The past two weeks have been difficult, to say the least. Somewhere between moving across the country and a relatively significant job setback, I emotionally crumbled. Now that I am on the other side of it, I realize I was in mourning. Wonderful things can happen when your life changes drastically and you're preparing for new opportunities. You gain new perspectives that challenge your worldview. You realize what you are and are not willing to give up. You grow and start to build new models for yourself. But the loss of what you knew can stay with you, lying dormant while you're running around piecing your life back together.
Then, like a bobcat on the loose, it can pounce when you least expect it and when your defenses are at their lowest.
The California college town of Palo Alto was a wonderful place to live and work, and I miss the weather, the wonderful people I met and the culture of wellness it promotes. I developed a solid, healthy, daily routine there, and I made wonderful friends -- many of whom I consider to be on par with family. I had a routine that was decorated with beautiful ideas, brightly-colored sticky notes and mornings spent in a perfectly heated and chlorinated pool on a world-class university campus. I learned how to live with drive and purpose there. I learned how to breathe through ambiguity. I am, without a doubt, a better person for the three years I lived there, and I will always be grateful for the opportunity and the investments people made in me to make it possible.
There were drawbacks, however.
Palo Alto, was not as diverse as my hometown of Washington, DC. My yoga classes in DC are not only attended by people of color, they are led by them. That wasn't the case in Palo Alto. I'd occasionally catch people staring at me during class as if I must be lost. Thanks to the international nature of business and the diplomat population here in DC, there are all kinds of people at all tiers of the socioeconomic ladder. I missed that living in Palo Alto.
The conversations I had in Palo Alto, and throughout the Bay area were almost always optimistic and energizing. I'd often end the day feeling like anything was possible. Interactions are as bright as the weather -- 75-degrees and sunny. The substance of policy details and discussions of problems facing those outside of the 1 percent were often missing, however. I loved the optimism, but I missed the reality checks. Where DC can sometimes feel a bit too slow and heavy, the Bay area could feel too fast and light.

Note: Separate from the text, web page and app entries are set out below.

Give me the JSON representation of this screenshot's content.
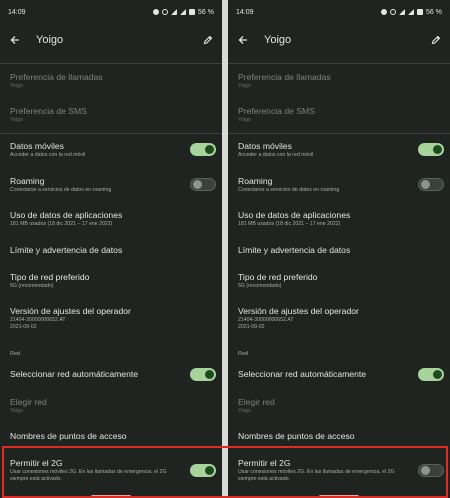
{
  "status": {
    "time": "14:09",
    "battery": "56 %"
  },
  "appbar": {
    "title": "Yoigo"
  },
  "items": {
    "call_pref": {
      "title": "Preferencia de llamadas",
      "sub": "Yoigo"
    },
    "sms_pref": {
      "title": "Preferencia de SMS",
      "sub": "Yoigo"
    },
    "mobile_data": {
      "title": "Datos móviles",
      "sub": "Acceder a datos con la red móvil",
      "on": true
    },
    "roaming": {
      "title": "Roaming",
      "sub": "Conectarse a servicios de datos en roaming",
      "on": false
    },
    "app_data": {
      "title": "Uso de datos de aplicaciones",
      "sub": "181 MB usados (18 dic 2021 – 17 ene 2022)"
    },
    "data_limit": {
      "title": "Límite y advertencia de datos"
    },
    "network_type": {
      "title": "Tipo de red preferido",
      "sub": "5G (recomendado)"
    },
    "carrier_version": {
      "title": "Versión de ajustes del operador",
      "sub": "21404-30000000652.AT",
      "sub2": "2021-09-02"
    },
    "section_red": "Red",
    "auto_network": {
      "title": "Seleccionar red automáticamente",
      "on": true
    },
    "choose_network": {
      "title": "Elegir red",
      "sub": "Yoigo"
    },
    "apn": {
      "title": "Nombres de puntos de acceso"
    },
    "allow_2g": {
      "title": "Permitir el 2G",
      "sub": "Usar conexiones móviles 2G. En las llamadas de emergencia, el 2G",
      "sub2": "siempre está activado.",
      "on_left": true,
      "on_right": false
    }
  }
}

Then there was the question of having a car. I didn't own one, which is completely unheard of in California. I subsisted on ride-sharing apps, my bike and, more often than not, my own two feet. I did not attend a number of events because the transportation equation was too complex or exhausting to solve without a car. So, my social life was not as robust as it had been in the more walkable confines of DC. I dislike driving, and I firmly believe cars are a scourge on our environment and detrimental to our health. I would be happiest if I never owned a car until the roads become a network of entirely autonomous vehicles. So, I'm proud of my three years living there without one.
Nevertheless, I finally found an opportunity to mourn losing the life I had there. I needed to do so before I settled into the life I have here now and faced its very real and mounting challenges. That doesn't mean I leave the wonderful things behind -- and there were some truly wonderful things and people (especially the people). In fact, given what I am up against, it is even more critical for me to hold on to what I've learned and put it to good use. Here are a few lessons I learned:
- Wherever you go, bring the fun. (thanks, Charlotte)
- Just go with it, and rock it while you do. (thanks, Olivia)
- Ambiguity is disguised opportunity. (thanks, Nihandrea)
- It's really not that complicated. (thanks, Tran)
- A notebook is a tool best used daily (thanks, Andrea)
- Practice what you teach. (thanks, Jeremy)
- Sketching is writing with a superhero cape. (thanks, Scott)
- There is always a different way to see a problem. (thanks, Perry).
- Don't think your way out of a problem, make your way out. (thanks, Seamus)
- Always be connecting people and connecting with people. (thanks, Justin)
- Always be learning. (thanks, Kathryn)
- Work hard and make beauty. (thanks, Sarah H.)
- Listen and let silence happen. (Thanks, Sarah S.G.)
- Make a path, don't follow one. (Thanks, Susie.)
- Lead from behind. (Thanks, Devon.)
- Your greatness is who you are; it's effortless. (Thanks, Mark)
- Nothing is set in stone, and that's what's so great about everything. (Thanks, Carissa)
That's just a slice of what I learned living in creativity's cradle.
This week's collection is all about moving through change. I'll also be writing about this in the coming days and weeks. I hope you enjoy it, and have a beautiful weekend.
Also, thanks to my loving parents, Josh and Veda, for hearing me out this week and helping me see the silver linings. They really are the best parents in the world.